Transphobia Spurs PIELC Protest

One speaker’s stance on gender identity is causing controversy around an upcoming environmental conference at the UO. Among its keynote speakers, the 32nd annual Public Interest Environmental Law Conference (PIELC) Feb. 27 to March 2 will feature radical feminist Lierre Keith of Deep Green Resistance (DGR). A heated debate on PIELC’s Facebook event page ( about Keith’s position that people who are transgender aren’t really the gender with which they identify has generated hundreds of comments. Some enviros are petitioning PIELC and UO to cancel Keith’s talk.

“I find it disturbing that the co-directors of PIELC think that Keith’s ‘perspective on environmental issues and activism’ are separate from her perspective on transgender people,” says Shelley Cater, a long-time PIELC attendee and one of the protest’s organizers.

Cater says the Trans and Womyn’s Action Camps that started in Oregon are a model worldwide for dismantling gender oppression and sexism in the radical environmental community. “It is a slap in the face of activists in the Northwest who have done this serious and difficult work to offer validation to Keith’s toxic views in our home and at our very own beloved environmental law conference,” she says.

“I think it’s a scandal,” says local anarcho-primitivist John Zerzan. “It’s an ugly, transphobic thing.”

Keith founded DGR with Derrick Jensen and Aric McBay in 2011. Among the group’s statement of principles to which all DGR members must agree is that “civilization, especially industrial civilization, is fundamentally destructive to life on earth” and that it is a radical feminist organization. The statement continues, “Gender is not natural, not a choice, and not a feeling: it is the structure of women’s oppression. Attempts to create more ‘choices’ within the sex-caste system only serve to reinforce the brutal realities of male power.”

Zerzan, who is an anti-civilization theorist, says that in his experience DGR has a top-down structure that doesn’t allow for questioning by members.

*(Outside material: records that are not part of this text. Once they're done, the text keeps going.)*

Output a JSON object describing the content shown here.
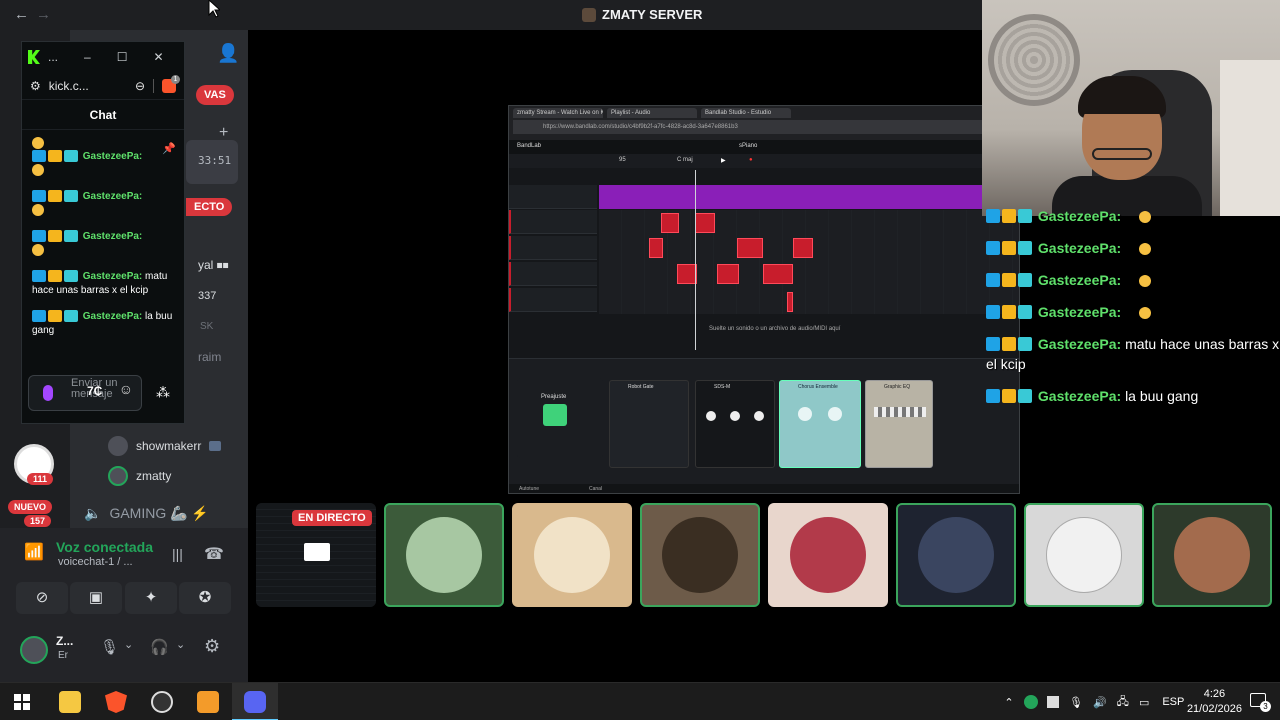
{
  "window": {
    "title": "ZMATY SERVER",
    "back": "←",
    "forward": "→"
  },
  "left_partial": {
    "pill_top": "VAS",
    "timer": "33:51",
    "live_partial": "ECTO",
    "text_partial_1": "yal ⏹⏹",
    "text_partial_2": "337",
    "text_partial_3": "SK",
    "text_partial_4": "raim"
  },
  "kick": {
    "url": "kick.c...",
    "title_dots": "...",
    "chat_title": "Chat",
    "notif_count": "1",
    "messages": [
      {
        "user": "GastezeePa:",
        "text": ""
      },
      {
        "user": "GastezeePa:",
        "text": ""
      },
      {
        "user": "GastezeePa:",
        "text": ""
      },
      {
        "user": "GastezeePa:",
        "text": "matu hace unas barras x el kcip"
      },
      {
        "user": "GastezeePa:",
        "text": "la buu gang"
      }
    ],
    "input_placeholder": "Enviar un mensaje",
    "input_extra": "7₵"
  },
  "channel_users": [
    {
      "name": "showmakerr"
    },
    {
      "name": "zmatty"
    }
  ],
  "gaming_channel": "GAMING 🦾 ⚡",
  "server_badges": {
    "count_111": "111",
    "nuevo": "NUEVO",
    "count_157": "157"
  },
  "voice": {
    "status": "Voz conectada",
    "channel": "voicechat-1 / ...",
    "user_name": "Z...",
    "user_sub": "Er"
  },
  "share": {
    "tabs": [
      "zmatty Stream - Watch Live on K",
      "Playlist - Audio",
      "Bandlab Studio - Estudio"
    ],
    "url": "https://www.bandlab.com/studio/c4bf9b2f-a7fc-4828-ac8d-3a647e8861b3",
    "app": "BandLab",
    "project": "sPiano",
    "bpm": "95",
    "key": "C maj",
    "hint": "Suelte un sonido o un archivo de audio/MIDI aquí",
    "fx": [
      "Preajuste",
      "Robot Gate",
      "SDS-M",
      "Chorus Ensemble",
      "Graphic EQ"
    ],
    "bottom_left": "Autotune",
    "bottom_right": "Canal"
  },
  "overlay_chat": [
    {
      "user": "GastezeePa:",
      "text": ""
    },
    {
      "user": "GastezeePa:",
      "text": ""
    },
    {
      "user": "GastezeePa:",
      "text": ""
    },
    {
      "user": "GastezeePa:",
      "text": ""
    },
    {
      "user": "GastezeePa:",
      "text": "matu hace unas barras x el kcip"
    },
    {
      "user": "GastezeePa:",
      "text": "la buu gang"
    }
  ],
  "live_label": "EN DIRECTO",
  "participants": [
    {
      "speaking": false,
      "color": "#0f1113"
    },
    {
      "speaking": true,
      "color": "#3c5b3a"
    },
    {
      "speaking": false,
      "color": "#d9b98d"
    },
    {
      "speaking": true,
      "color": "#6d5b49"
    },
    {
      "speaking": false,
      "color": "#e8d6cc"
    },
    {
      "speaking": true,
      "color": "#2a3147"
    },
    {
      "speaking": true,
      "color": "#d8d8d8"
    },
    {
      "speaking": true,
      "color": "#2d3a2b"
    }
  ],
  "taskbar": {
    "lang": "ESP",
    "time": "4:26",
    "date": "21/02/2026",
    "notif": "3"
  }
}
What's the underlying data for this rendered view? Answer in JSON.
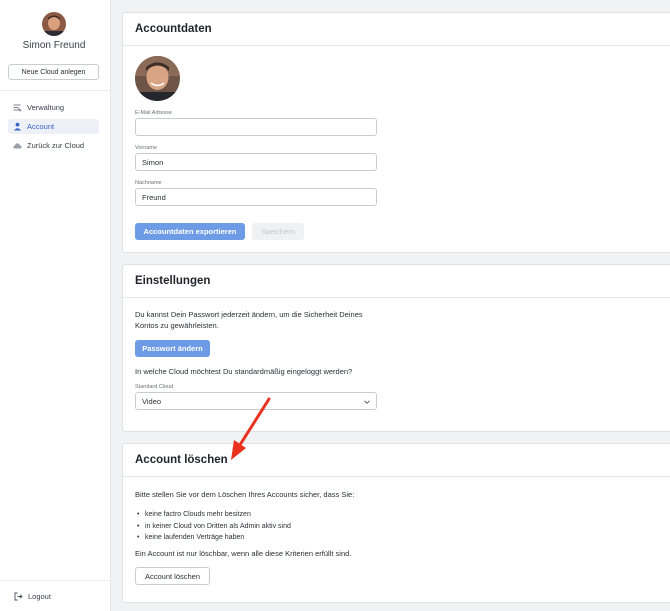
{
  "sidebar": {
    "user_name": "Simon Freund",
    "new_cloud_label": "Neue Cloud anlegen",
    "nav": [
      {
        "label": "Verwaltung",
        "icon": "admin-icon"
      },
      {
        "label": "Account",
        "icon": "user-icon"
      },
      {
        "label": "Zurück zur Cloud",
        "icon": "cloud-icon"
      }
    ],
    "logout_label": "Logout"
  },
  "account": {
    "title": "Accountdaten",
    "email_label": "E-Mail Adresse",
    "email_value": "",
    "first_name_label": "Vorname",
    "first_name_value": "Simon",
    "last_name_label": "Nachname",
    "last_name_value": "Freund",
    "export_label": "Accountdaten exportieren",
    "save_label": "Speichern"
  },
  "settings": {
    "title": "Einstellungen",
    "password_text_1": "Du kannst Dein Passwort jederzeit ändern, um die Sicherheit Deines",
    "password_text_2": "Kontos zu gewährleisten.",
    "password_button": "Passwort ändern",
    "cloud_question": "In welche Cloud möchtest Du standardmäßig eingeloggt werden?",
    "cloud_label": "Standard Cloud",
    "cloud_value": "Video"
  },
  "delete": {
    "title": "Account löschen",
    "intro": "Bitte stellen Sie vor dem Löschen Ihres Accounts sicher, dass Sie:",
    "criteria": [
      "keine factro Clouds mehr besitzen",
      "in keiner Cloud von Dritten als Admin aktiv sind",
      "keine laufenden Verträge haben"
    ],
    "note": "Ein Account ist nur löschbar, wenn alle diese Kriterien erfüllt sind.",
    "button": "Account löschen"
  },
  "colors": {
    "primary": "#6d9be6",
    "active_nav": "#3b63c7",
    "annotation_arrow": "#e8321e"
  }
}
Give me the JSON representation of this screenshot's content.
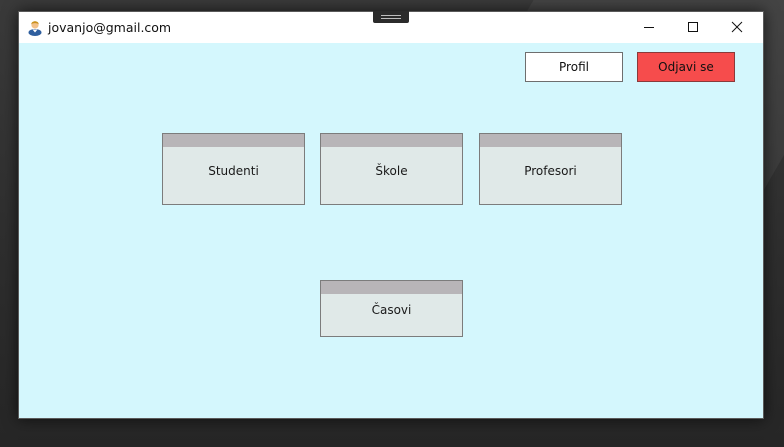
{
  "window": {
    "title": "jovanjo@gmail.com",
    "icon": "user-avatar-icon",
    "controls": [
      "minimize-icon",
      "maximize-icon",
      "close-icon"
    ]
  },
  "header": {
    "profile_label": "Profil",
    "logout_label": "Odjavi se"
  },
  "tiles": [
    {
      "label": "Studenti"
    },
    {
      "label": "Škole"
    },
    {
      "label": "Profesori"
    },
    {
      "label": "Časovi"
    }
  ],
  "colors": {
    "client_background": "#d4f7fd",
    "logout_button": "#f64c4c",
    "tile_face": "#e0e9e8",
    "tile_strip": "#b8b5b8"
  }
}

This isn’t the first time DGR’s trans-exclusive policy has generated controversy. McBay left the group in 2012 when Keith and Derrick Jensen canceled a trans-inclusive policy. “I find these transphobic attitudes to be disgusting and deeply troubling, and it bothers me a lot to have any past association with people promoting transphobia,” he wrote.

The Portland chapter of DGR, now called Resistance Portland, splintered from the original organization due to its trans-exclusive policy and has encouraged other DGR chapters to do the same. Earth First! stopped printing DGR-related material in its newsletter.

PIELC organizers responded to questions via email, saying that the views of PIELC don’t align with every speaker. “We only invite speakers to present on public interest and environmental issues,” they write. “It has not been standard practice for the co-directors of PIELC to investigate the personal views of speakers. We invite speakers who will contribute to advancing the dialogue on environmentalism.”

Cater alleges Keith’s supporters have a history of outing transgender youth publicly, have interfered with transgender people’s access to health care and posted their personal information, including home addresses, phone numbers and arrest records, to online “bully sites” to make them targets of attacks.

“This effectively silences transgender people from protest of her public appearances in any form, as the potential for arrest or incarceration is far more dangerous for transgender people than for gender-conforming people,” Cater says. “Many transgender folks have said to me that they will not attend this year’s conference as they feel unwelcome and unsafe there.”